» **Goal of the exercise**:
From the records below, copy out each line that has the word "text".

##########

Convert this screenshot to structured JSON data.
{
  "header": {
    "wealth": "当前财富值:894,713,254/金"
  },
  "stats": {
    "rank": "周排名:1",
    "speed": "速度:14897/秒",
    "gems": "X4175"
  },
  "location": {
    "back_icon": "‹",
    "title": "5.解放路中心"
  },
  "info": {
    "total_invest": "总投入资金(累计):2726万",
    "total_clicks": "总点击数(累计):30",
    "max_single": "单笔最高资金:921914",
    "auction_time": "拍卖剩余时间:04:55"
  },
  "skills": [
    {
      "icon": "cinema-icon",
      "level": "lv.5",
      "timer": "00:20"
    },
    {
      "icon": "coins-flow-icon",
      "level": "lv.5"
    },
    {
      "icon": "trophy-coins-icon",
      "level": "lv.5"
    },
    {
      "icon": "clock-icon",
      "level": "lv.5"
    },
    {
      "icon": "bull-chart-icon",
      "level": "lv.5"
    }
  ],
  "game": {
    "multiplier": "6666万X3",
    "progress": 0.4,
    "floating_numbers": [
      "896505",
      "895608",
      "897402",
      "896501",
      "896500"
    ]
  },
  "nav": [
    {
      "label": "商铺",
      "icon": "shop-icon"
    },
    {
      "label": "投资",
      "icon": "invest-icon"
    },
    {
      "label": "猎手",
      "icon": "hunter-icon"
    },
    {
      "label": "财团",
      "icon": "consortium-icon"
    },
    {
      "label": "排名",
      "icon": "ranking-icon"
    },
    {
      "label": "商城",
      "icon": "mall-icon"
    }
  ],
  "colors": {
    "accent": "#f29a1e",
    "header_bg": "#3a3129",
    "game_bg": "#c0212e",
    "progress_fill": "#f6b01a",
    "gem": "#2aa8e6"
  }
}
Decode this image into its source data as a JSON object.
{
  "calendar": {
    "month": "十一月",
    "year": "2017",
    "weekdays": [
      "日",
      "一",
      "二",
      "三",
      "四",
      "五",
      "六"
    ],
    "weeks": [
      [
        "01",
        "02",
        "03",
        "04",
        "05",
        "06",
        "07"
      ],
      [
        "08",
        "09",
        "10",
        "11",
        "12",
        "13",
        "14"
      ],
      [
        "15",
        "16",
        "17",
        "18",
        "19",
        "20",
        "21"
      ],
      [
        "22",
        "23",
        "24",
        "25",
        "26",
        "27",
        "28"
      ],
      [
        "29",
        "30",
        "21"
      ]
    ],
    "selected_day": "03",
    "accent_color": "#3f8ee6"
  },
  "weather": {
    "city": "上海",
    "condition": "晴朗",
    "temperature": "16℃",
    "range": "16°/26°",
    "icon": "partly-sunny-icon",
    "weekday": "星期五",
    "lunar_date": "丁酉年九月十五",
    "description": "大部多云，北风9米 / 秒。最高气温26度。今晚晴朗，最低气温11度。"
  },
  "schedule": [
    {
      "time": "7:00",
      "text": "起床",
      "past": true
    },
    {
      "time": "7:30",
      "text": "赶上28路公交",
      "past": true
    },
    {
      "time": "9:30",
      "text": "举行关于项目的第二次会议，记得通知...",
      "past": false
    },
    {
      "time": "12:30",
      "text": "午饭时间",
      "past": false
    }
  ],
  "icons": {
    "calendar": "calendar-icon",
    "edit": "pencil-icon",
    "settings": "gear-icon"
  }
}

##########

» **Solution**:
      "text": "起床",
      "text": "赶上28路公交",
      "text": "举行关于项目的第二次会议，记得通知...",
      "text": "午饭时间",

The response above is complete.